direction will be in the same plane as the optical waveguide. As for previous
examples, the grating arrays 32 and 33 can be advantageously structured in the
core layer together with the optical waveguide 13.
It is of interest to chose a grating array adapted to reflect stray light of wavelength
comprised in a predefined window. In Fig. 6 is shown a schematic band
reflection spectrum of a chirped and apodised UV-written grating array. The arrays
can be chosen as Bragg gratings e.g. in an arrangement as shown in Fig. 5.
The respective Bragg gratings are designed with a non-uniform period (chirped)
matching the predefined wavelength window. It is possible but not required for
the realization of the invention to design the Bragg gratings with a tailored
spectral response (apodization).
In Fig. 7a is shown an optical component according to the present invention
comprising two grating arrays 34, 35 structured in the plane comprising the optical

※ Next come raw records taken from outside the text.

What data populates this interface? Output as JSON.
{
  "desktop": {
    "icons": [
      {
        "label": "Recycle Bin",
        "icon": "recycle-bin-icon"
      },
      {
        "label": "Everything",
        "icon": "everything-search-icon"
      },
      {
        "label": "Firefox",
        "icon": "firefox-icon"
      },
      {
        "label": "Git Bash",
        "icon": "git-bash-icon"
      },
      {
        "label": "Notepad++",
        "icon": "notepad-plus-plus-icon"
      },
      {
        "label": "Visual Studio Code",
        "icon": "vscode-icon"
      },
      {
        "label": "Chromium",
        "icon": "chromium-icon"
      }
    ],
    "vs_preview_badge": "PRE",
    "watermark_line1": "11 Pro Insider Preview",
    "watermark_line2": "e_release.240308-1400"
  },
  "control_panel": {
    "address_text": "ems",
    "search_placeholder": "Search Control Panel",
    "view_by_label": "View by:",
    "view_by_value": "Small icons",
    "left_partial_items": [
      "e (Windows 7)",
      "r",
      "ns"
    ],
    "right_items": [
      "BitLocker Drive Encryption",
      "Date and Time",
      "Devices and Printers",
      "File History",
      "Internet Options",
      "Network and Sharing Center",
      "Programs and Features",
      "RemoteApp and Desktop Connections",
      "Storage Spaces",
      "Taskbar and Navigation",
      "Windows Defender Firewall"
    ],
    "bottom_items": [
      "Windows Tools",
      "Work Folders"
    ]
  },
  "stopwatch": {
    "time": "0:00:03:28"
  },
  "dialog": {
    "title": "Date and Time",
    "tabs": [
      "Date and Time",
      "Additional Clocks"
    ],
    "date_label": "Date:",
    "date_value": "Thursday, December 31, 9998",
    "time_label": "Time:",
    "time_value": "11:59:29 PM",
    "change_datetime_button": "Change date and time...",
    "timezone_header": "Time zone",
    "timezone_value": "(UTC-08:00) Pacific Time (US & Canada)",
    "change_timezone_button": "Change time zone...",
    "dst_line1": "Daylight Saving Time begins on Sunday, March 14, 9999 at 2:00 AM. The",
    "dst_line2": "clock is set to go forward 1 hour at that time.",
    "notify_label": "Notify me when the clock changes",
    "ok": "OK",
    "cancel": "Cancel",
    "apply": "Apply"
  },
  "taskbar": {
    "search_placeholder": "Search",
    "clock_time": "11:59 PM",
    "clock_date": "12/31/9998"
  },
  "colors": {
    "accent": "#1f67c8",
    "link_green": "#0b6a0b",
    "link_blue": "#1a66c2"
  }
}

waveguide 14. The grating arrays 34, 35 chosen to be Bragg gratings are
placed similar to the embodiment of Fig. 5 i.e. at each side adjacent to an optical
waveguide 14. The grating are designed to be almost vertically slanted i.e.
slanted with an angle defined in a plane perpendicular to the plane comprising
said optical waveguide and possibly chirped. This can be obtained e.g. using a
holographic method for writing the grating.. The slant angle and the chirp of the
Bragg gratings are adjusted according to the Fig. 6 in such a way that the reflection
(stop) band of the gratings covers the whole operating wavelength range of
a photonic device on which said optical component will be implement. In Fig. 7b
is shown a sectional view of said optical component according to Fig. 7a. The
core layer 70 in which the optical waveguide 14 as well as the grating arrays 34
and 35 are structured is sandwiched between a buffer layer 69 and a cladding
layer 71. As an example, the buffer layer 69 can be doped with group IV atoms
like Ge enhancing the photosensitivity of the layer, the doping rate being chosen
to be low compared to the doping rate used for the core layer 70. The cladding
layer 71 can also be doped using atoms at similar doping rate as the buffer layer
69. The parameters of the grating arrays can be chosen to reflect at all relevant
angles of incidences stray light produced e.g. at some defect 54 on the optical
waveguide. In such a way, the stray light will be scattered out of the photonic
device through the cladding layer 71.
In Fig. 8 is shown a schematic top view of an optical component comprising an
optical waveguide 15 with its source of stray light 55. Adjacent to said optical
waveguide 15 and on each side is structured an array grating 36, 37 to reflect
away from said optical waveguide 15 any possible stray light. As distinct from the
previous embodiment, the grating arrays 36 and 37 can be designed with a
non-uniform bent structure so to give a chirped Bragg grating with a focussing
core area. The focussing characteristics and the chirp of the Bragg gratings are
adjusted according to Fig. 6 in such a way that the reflection (stop) band of the
grating covers the whole operating wavelength range of the photonic device
comprising such optical component.
The use of an optical component according to Fig. 8 allows to reflect away the
stray light to some specific relevant region like a channel on said optical component.
Even though it may represent at first stage some additional difficulties to
fabricate such optical component with those grating arrays, they are especially
useful if stray light should be compensated within small areas between spatially
narrow parts of the photonic device comprising said optical component.
It is also conceivable to combine several grating arrays according to the present
invention on the same side of an optical waveguide. The grating arrays may be
defined by different parameters like various slant angles or/and may cover different
wavelength windows in case the grating arrays are designed with non-uniform
periods like chirped Bragg gratings. It is also possible to combine grating
arrays of different kinds like the one shown in Fig. 1 a to d. In general, it may
be of advantage in terms of cost saving to structure the grating arrays in the
same layer i.e. the core layer as the one used for the optical waveguide to which
it will be positioned.